    But the free ride ended right there, because whatever ads they were serving didn’t show up on the iPhone, so I could not get on. I got out the trusty MacBook Pro and tried again, but to my amazement, I was sent to a different splash screen that the one that came up on my iPhone (Safari in both cases), and the “free” option was not available! Sheesh!

    Regardless, I have no idea why this software from Boingo is even necessary, as others have pointed out. But I do think it’s great that at least they have noticed a positive Mac trend and have publicized the fact. In actuality, they should have of course mentioned iPhone, as I am guessing that it will grow rapidly and eventually eclipse other handheld computers on their networks….

    Hey wait! Do you think that perhaps they are counting all instances of Safari accessing their networks and aggregating them under the heading “MacBook” (as in the article)? Perhaps much of the spike in usage could be coming from iPhones. I wonder…?

  9. Boingo is a scam. They will charge repeatedly for a single day’s connection, and trying to get the charges reversed is an utter nightmare. Their software insists that it needs to install a “convenient” popup on your computer, and then that popup insistently interrupts every time you move into wireless range. They are a pack of thieves. Avoid at all costs.
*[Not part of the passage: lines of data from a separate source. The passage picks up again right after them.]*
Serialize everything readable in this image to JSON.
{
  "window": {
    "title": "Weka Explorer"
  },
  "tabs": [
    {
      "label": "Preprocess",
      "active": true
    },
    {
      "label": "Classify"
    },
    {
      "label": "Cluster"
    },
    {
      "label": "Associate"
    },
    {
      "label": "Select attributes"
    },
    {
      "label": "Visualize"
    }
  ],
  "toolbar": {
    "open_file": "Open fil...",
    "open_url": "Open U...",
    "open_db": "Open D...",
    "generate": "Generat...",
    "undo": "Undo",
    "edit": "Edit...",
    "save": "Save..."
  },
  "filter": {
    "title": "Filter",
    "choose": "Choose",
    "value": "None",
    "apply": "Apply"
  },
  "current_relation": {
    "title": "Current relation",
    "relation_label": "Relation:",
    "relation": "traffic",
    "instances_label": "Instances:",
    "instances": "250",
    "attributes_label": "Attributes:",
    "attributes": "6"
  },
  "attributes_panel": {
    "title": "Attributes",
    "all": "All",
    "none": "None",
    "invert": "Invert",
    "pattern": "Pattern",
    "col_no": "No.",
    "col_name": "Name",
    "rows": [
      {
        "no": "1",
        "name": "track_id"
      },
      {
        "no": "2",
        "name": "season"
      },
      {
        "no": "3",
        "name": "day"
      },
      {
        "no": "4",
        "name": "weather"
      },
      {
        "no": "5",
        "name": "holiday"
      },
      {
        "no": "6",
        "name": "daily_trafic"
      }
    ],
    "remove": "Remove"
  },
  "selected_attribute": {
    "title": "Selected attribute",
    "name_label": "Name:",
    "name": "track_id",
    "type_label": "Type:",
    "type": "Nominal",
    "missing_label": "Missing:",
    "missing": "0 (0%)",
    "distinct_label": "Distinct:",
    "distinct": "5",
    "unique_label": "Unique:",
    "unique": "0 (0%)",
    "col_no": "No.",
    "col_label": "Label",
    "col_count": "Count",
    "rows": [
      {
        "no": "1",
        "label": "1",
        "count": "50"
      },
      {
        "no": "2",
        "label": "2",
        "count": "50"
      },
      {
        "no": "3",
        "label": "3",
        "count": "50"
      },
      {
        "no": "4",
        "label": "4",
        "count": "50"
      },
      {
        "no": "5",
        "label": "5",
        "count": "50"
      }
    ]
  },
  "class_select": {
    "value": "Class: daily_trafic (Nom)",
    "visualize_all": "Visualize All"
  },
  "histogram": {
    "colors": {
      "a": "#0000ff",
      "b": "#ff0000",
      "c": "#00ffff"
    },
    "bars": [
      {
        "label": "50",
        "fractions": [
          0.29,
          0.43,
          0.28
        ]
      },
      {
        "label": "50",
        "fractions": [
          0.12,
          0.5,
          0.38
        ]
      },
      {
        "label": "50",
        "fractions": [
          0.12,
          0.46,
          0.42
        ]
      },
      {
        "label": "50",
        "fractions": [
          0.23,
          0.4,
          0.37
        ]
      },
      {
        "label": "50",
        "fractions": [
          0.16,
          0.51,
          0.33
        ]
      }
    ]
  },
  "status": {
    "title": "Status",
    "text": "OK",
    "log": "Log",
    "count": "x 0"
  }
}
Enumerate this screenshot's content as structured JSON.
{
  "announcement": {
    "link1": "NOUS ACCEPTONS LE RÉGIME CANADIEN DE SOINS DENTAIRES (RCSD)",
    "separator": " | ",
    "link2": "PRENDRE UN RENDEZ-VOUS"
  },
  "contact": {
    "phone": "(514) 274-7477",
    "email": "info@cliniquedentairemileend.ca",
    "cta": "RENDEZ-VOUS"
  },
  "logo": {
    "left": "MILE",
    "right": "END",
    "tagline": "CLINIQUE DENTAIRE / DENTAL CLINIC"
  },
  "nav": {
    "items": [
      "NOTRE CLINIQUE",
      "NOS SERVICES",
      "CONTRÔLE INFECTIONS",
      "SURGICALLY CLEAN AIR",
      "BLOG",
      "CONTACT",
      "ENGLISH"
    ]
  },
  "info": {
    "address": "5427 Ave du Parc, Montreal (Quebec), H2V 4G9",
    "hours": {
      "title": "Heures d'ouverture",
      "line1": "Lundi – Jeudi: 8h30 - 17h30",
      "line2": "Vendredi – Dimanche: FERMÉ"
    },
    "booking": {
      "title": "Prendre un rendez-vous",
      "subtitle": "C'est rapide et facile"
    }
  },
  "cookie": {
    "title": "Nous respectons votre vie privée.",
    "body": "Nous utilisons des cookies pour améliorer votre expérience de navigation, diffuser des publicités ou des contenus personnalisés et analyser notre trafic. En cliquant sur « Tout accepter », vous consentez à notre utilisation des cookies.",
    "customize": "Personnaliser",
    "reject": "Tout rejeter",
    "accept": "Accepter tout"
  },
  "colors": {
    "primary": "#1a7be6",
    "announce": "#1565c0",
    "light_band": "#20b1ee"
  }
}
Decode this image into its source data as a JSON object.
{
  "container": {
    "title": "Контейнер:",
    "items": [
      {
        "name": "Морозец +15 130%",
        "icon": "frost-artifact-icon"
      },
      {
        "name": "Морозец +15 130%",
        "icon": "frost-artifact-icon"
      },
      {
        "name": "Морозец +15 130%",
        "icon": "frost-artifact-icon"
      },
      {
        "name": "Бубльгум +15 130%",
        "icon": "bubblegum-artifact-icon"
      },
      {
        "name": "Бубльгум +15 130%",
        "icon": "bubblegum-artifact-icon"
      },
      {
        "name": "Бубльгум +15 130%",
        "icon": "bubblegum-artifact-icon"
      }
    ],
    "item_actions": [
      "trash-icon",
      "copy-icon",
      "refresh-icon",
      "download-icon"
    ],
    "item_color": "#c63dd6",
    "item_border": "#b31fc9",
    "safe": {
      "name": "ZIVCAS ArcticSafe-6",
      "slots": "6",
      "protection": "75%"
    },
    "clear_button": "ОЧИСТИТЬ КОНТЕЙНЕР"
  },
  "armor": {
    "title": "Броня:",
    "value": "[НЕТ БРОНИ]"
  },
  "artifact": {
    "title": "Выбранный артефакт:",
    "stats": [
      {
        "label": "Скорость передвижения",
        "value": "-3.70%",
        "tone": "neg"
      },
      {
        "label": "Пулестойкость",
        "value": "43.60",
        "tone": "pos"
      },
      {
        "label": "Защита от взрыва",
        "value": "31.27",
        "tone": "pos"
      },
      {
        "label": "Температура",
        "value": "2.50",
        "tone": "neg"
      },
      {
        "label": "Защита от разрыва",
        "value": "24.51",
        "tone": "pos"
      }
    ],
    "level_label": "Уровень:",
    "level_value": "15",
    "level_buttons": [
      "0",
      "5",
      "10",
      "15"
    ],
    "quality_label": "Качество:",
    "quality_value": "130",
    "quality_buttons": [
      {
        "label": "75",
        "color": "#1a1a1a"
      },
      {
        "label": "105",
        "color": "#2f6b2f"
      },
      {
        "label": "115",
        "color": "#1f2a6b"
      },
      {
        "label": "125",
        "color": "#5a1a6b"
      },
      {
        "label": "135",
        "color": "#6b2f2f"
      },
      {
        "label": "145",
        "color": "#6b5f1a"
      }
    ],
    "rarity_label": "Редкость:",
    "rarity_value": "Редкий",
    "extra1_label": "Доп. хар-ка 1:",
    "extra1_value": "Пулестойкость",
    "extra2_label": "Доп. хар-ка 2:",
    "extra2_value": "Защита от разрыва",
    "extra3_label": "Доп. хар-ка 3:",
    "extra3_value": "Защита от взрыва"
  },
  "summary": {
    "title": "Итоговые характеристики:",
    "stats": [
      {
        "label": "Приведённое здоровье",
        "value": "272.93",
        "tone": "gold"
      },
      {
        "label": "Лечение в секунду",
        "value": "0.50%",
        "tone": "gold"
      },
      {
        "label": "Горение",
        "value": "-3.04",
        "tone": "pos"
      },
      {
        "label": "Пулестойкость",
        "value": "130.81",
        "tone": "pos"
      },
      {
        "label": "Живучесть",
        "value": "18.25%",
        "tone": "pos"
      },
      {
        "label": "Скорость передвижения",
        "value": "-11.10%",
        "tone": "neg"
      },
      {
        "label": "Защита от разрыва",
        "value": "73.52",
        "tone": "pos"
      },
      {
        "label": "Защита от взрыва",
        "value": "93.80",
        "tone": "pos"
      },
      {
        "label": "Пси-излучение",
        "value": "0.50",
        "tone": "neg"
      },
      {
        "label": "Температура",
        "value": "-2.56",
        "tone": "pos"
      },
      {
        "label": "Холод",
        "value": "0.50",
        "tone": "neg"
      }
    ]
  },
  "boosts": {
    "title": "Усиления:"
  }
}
Reader Feedback

This site uses Akismet to reduce spam. Learn how your comment data is processed.